(Beginning of Information)
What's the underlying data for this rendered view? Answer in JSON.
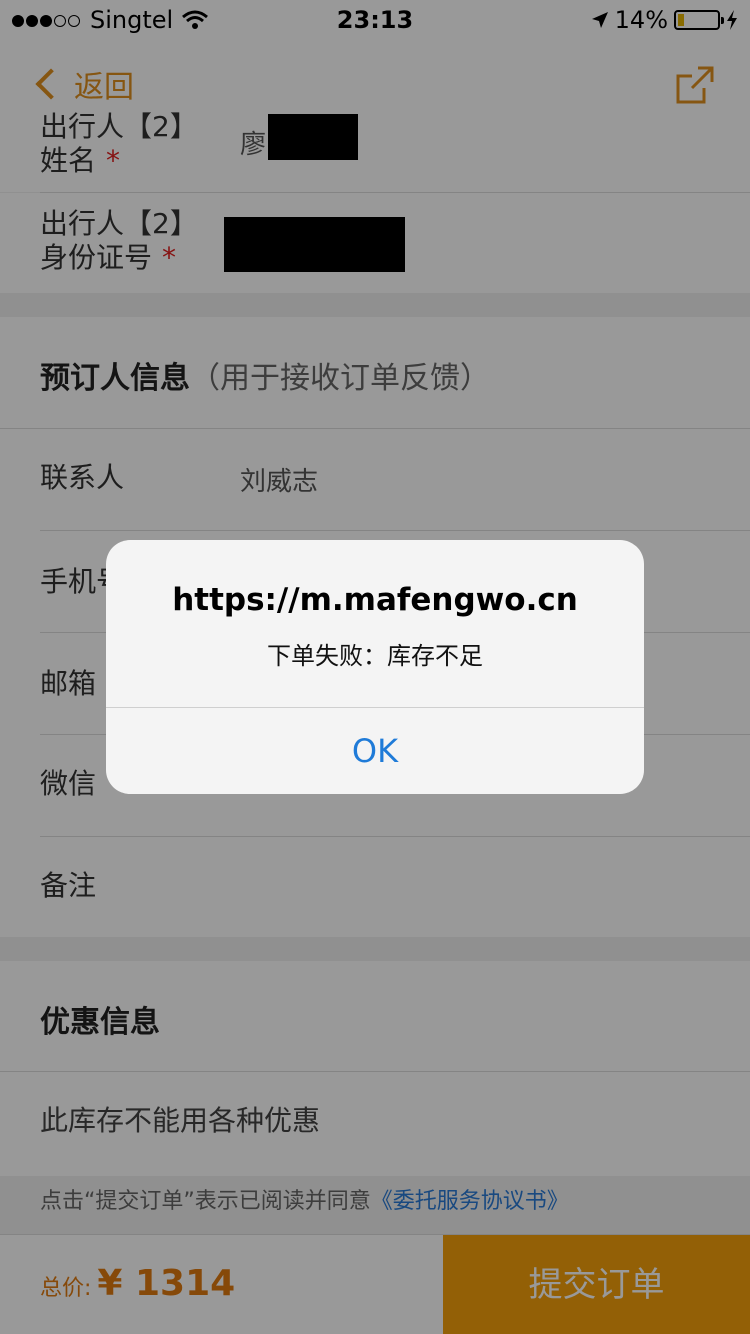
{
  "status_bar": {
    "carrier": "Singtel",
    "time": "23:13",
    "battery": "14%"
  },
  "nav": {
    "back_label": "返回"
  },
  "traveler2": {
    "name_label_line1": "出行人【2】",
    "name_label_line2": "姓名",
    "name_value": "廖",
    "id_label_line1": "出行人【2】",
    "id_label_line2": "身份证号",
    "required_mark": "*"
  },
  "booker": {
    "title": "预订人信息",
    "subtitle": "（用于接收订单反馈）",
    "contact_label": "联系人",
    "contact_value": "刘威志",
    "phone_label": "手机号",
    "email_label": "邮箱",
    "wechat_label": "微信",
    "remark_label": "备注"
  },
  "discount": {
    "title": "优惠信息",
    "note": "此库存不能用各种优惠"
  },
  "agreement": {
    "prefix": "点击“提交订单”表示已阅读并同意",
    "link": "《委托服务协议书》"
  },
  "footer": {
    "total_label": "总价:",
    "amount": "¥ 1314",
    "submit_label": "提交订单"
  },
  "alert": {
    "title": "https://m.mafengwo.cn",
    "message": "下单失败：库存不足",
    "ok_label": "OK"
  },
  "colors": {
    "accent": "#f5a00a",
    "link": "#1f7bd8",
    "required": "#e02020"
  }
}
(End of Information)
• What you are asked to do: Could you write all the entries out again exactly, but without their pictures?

• Exercise result:
What's the underlying data for this rendered view? Answer in JSON.
{
  "status_bar": {
    "carrier": "Singtel",
    "time": "23:13",
    "battery": "14%"
  },
  "nav": {
    "back_label": "返回"
  },
  "traveler2": {
    "name_label_line1": "出行人【2】",
    "name_label_line2": "姓名",
    "name_value": "廖",
    "id_label_line1": "出行人【2】",
    "id_label_line2": "身份证号",
    "required_mark": "*"
  },
  "booker": {
    "title": "预订人信息",
    "subtitle": "（用于接收订单反馈）",
    "contact_label": "联系人",
    "contact_value": "刘威志",
    "phone_label": "手机号",
    "email_label": "邮箱",
    "wechat_label": "微信",
    "remark_label": "备注"
  },
  "discount": {
    "title": "优惠信息",
    "note": "此库存不能用各种优惠"
  },
  "agreement": {
    "prefix": "点击“提交订单”表示已阅读并同意",
    "link": "《委托服务协议书》"
  },
  "footer": {
    "total_label": "总价:",
    "amount": "¥ 1314",
    "submit_label": "提交订单"
  },
  "alert": {
    "title": "https://m.mafengwo.cn",
    "message": "下单失败：库存不足",
    "ok_label": "OK"
  },
  "colors": {
    "accent": "#f5a00a",
    "link": "#1f7bd8",
    "required": "#e02020"
  }
}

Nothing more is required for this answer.